* **WORK TO COMPLETE**: For each line below that includes the string "desc", show the whole line.

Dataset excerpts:
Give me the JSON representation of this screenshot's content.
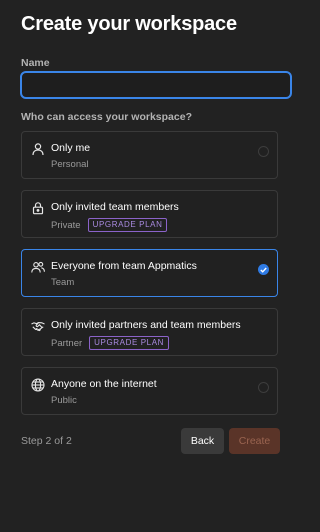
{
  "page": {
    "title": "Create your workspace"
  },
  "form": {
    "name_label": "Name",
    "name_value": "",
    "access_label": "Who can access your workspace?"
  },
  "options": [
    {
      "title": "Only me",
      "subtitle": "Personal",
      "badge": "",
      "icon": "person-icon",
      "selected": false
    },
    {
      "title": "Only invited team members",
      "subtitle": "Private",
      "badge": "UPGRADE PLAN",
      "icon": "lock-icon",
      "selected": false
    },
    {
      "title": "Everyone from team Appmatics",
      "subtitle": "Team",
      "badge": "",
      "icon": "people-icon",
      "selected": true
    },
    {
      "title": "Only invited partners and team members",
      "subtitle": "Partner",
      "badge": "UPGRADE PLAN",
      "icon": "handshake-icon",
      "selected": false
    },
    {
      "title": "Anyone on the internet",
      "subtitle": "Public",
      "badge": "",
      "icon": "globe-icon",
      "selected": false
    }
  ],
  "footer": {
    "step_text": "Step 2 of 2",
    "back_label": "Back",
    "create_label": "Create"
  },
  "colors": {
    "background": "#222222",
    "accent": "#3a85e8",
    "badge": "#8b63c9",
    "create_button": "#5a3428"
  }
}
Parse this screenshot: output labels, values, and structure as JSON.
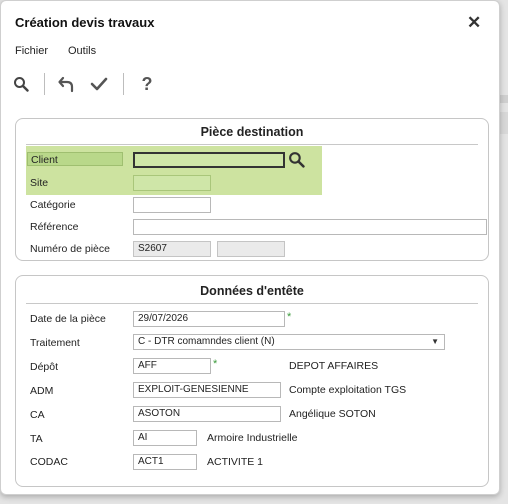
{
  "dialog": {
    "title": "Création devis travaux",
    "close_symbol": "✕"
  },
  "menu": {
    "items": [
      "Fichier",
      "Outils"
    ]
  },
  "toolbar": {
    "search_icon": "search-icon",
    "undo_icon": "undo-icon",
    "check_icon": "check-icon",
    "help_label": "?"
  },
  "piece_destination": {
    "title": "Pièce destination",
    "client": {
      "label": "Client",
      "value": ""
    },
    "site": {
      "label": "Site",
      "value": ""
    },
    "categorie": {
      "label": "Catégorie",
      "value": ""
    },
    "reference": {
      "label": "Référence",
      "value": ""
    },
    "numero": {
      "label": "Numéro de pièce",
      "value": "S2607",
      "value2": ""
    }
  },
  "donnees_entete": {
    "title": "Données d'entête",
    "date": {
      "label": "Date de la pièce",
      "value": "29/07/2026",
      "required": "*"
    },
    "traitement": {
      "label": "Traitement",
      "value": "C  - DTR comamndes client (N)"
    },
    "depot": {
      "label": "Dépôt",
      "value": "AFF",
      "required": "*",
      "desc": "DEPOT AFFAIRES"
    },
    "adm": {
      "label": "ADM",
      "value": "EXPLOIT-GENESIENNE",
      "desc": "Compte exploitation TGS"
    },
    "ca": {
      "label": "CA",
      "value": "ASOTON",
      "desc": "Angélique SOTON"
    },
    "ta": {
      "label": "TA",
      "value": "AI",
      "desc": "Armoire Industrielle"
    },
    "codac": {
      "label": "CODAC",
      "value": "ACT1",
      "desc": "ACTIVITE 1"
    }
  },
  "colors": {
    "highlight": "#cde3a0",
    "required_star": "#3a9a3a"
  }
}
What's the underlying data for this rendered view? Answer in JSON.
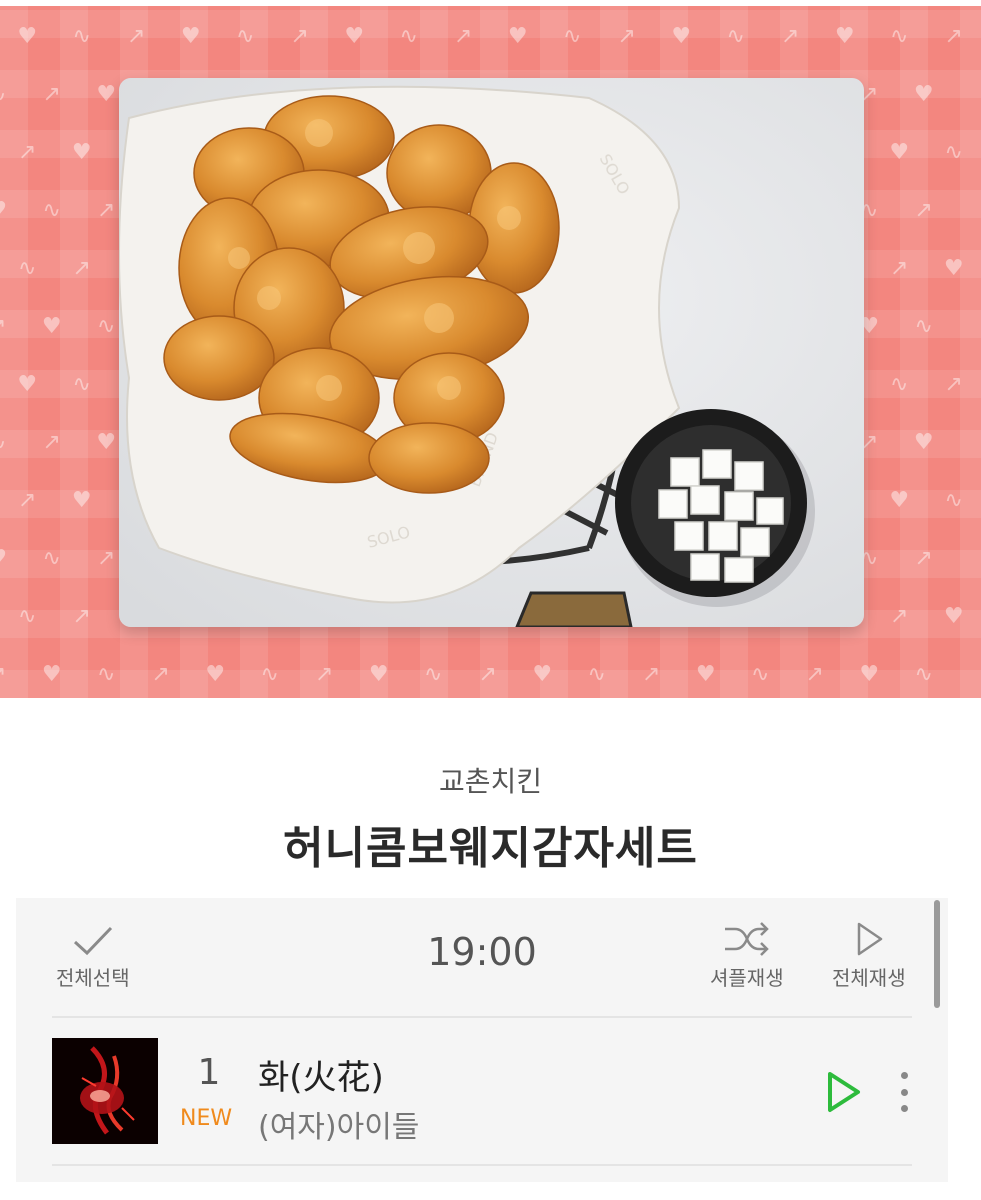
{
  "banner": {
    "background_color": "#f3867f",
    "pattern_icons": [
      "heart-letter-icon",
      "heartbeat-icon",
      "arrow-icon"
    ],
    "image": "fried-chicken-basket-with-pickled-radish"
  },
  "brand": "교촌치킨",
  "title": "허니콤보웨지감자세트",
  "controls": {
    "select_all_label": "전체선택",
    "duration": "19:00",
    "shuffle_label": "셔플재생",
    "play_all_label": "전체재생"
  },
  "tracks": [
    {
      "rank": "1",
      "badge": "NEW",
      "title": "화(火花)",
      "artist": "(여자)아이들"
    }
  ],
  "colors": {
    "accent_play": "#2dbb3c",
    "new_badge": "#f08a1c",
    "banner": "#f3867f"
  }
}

* **YOUR SOLUTION**:
      "desc": "DEPOT AFFAIRES"
      "desc": "Compte exploitation TGS"
      "desc": "Angélique SOTON"
      "desc": "Armoire Industrielle"
      "desc": "ACTIVITE 1"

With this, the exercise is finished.